WHAT IS NEEDED:
In the records below, some lines contain "image"; state the number of such lines and nothing else.

INFORMATION SUPPLIED:
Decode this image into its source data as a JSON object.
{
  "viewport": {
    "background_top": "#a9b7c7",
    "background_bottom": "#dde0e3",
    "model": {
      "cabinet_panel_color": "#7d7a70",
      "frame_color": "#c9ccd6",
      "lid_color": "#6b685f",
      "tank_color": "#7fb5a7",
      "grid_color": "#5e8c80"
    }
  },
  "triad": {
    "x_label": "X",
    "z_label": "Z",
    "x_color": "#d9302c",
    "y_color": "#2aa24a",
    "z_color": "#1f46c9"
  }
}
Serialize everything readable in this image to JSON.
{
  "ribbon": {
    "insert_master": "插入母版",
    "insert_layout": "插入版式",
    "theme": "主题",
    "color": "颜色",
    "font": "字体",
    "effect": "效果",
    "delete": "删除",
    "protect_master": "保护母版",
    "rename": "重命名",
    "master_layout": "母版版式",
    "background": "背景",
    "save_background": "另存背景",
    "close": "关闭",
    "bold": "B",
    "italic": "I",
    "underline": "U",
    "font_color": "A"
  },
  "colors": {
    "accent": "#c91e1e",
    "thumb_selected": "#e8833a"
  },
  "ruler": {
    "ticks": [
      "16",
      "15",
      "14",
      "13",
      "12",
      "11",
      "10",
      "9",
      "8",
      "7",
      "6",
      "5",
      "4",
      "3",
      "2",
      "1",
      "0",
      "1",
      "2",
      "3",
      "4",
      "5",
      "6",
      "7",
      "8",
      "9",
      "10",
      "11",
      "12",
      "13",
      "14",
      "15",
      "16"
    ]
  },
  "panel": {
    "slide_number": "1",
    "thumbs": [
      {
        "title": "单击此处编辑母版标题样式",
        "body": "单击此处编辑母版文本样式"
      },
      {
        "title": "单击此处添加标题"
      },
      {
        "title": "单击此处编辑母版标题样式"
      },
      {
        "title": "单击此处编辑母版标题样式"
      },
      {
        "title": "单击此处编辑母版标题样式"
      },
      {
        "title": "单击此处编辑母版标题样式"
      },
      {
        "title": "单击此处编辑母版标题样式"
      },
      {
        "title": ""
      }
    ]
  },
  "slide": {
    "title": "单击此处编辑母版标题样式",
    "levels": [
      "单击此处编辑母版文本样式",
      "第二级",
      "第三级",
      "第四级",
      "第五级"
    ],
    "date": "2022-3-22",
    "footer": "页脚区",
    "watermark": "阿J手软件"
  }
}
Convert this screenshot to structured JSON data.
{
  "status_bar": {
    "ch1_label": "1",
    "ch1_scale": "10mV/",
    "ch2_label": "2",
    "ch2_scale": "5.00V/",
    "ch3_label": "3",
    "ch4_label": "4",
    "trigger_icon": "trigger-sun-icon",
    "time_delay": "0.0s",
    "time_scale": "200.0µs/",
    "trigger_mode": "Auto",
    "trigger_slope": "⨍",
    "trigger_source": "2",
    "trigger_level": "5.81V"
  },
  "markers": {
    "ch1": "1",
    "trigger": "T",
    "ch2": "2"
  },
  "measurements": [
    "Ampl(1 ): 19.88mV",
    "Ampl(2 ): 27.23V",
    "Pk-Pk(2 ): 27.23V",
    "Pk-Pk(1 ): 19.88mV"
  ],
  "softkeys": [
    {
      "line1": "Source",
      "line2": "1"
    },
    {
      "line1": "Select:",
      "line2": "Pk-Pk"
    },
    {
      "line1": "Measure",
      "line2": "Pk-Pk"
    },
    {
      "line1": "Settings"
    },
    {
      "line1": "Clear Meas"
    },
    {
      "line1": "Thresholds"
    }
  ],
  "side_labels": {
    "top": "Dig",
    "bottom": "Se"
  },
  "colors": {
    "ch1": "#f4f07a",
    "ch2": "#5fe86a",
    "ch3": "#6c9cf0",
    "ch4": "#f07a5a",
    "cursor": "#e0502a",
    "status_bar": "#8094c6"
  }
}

RESULT FOR THIS TASK:
2